■ **Exercise description**: Print all entries precisely as they are written.

[[ Information shown open ]]

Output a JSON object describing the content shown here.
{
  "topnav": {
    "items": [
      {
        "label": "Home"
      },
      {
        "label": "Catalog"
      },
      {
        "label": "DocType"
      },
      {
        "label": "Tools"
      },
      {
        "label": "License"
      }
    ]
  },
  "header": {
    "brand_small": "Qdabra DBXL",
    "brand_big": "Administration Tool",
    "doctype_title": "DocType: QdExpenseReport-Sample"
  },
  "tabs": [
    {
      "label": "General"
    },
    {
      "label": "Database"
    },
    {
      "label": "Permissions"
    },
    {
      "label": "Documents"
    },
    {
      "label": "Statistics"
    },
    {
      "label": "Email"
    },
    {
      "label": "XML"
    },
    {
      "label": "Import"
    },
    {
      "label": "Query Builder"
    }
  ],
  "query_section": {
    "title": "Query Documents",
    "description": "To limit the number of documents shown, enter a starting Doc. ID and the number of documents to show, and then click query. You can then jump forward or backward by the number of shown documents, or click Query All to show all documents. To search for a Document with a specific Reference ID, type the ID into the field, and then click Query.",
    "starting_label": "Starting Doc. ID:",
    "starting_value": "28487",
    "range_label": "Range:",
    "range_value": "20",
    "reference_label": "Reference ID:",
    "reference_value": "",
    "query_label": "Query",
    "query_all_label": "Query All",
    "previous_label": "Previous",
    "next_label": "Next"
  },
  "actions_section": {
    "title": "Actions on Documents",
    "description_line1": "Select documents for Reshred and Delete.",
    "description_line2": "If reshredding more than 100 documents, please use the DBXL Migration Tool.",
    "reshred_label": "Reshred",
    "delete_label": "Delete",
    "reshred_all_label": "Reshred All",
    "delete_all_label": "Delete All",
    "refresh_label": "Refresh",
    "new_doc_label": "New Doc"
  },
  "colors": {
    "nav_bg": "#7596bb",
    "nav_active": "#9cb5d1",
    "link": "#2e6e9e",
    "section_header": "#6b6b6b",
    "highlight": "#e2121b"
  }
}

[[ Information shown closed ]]

■ **Answer to this exercise**:
Output a JSON object describing the content shown here.
{
  "topnav": {
    "items": [
      {
        "label": "Home"
      },
      {
        "label": "Catalog"
      },
      {
        "label": "DocType"
      },
      {
        "label": "Tools"
      },
      {
        "label": "License"
      }
    ]
  },
  "header": {
    "brand_small": "Qdabra DBXL",
    "brand_big": "Administration Tool",
    "doctype_title": "DocType: QdExpenseReport-Sample"
  },
  "tabs": [
    {
      "label": "General"
    },
    {
      "label": "Database"
    },
    {
      "label": "Permissions"
    },
    {
      "label": "Documents"
    },
    {
      "label": "Statistics"
    },
    {
      "label": "Email"
    },
    {
      "label": "XML"
    },
    {
      "label": "Import"
    },
    {
      "label": "Query Builder"
    }
  ],
  "query_section": {
    "title": "Query Documents",
    "description": "To limit the number of documents shown, enter a starting Doc. ID and the number of documents to show, and then click query. You can then jump forward or backward by the number of shown documents, or click Query All to show all documents. To search for a Document with a specific Reference ID, type the ID into the field, and then click Query.",
    "starting_label": "Starting Doc. ID:",
    "starting_value": "28487",
    "range_label": "Range:",
    "range_value": "20",
    "reference_label": "Reference ID:",
    "reference_value": "",
    "query_label": "Query",
    "query_all_label": "Query All",
    "previous_label": "Previous",
    "next_label": "Next"
  },
  "actions_section": {
    "title": "Actions on Documents",
    "description_line1": "Select documents for Reshred and Delete.",
    "description_line2": "If reshredding more than 100 documents, please use the DBXL Migration Tool.",
    "reshred_label": "Reshred",
    "delete_label": "Delete",
    "reshred_all_label": "Reshred All",
    "delete_all_label": "Delete All",
    "refresh_label": "Refresh",
    "new_doc_label": "New Doc"
  },
  "colors": {
    "nav_bg": "#7596bb",
    "nav_active": "#9cb5d1",
    "link": "#2e6e9e",
    "section_header": "#6b6b6b",
    "highlight": "#e2121b"
  }
}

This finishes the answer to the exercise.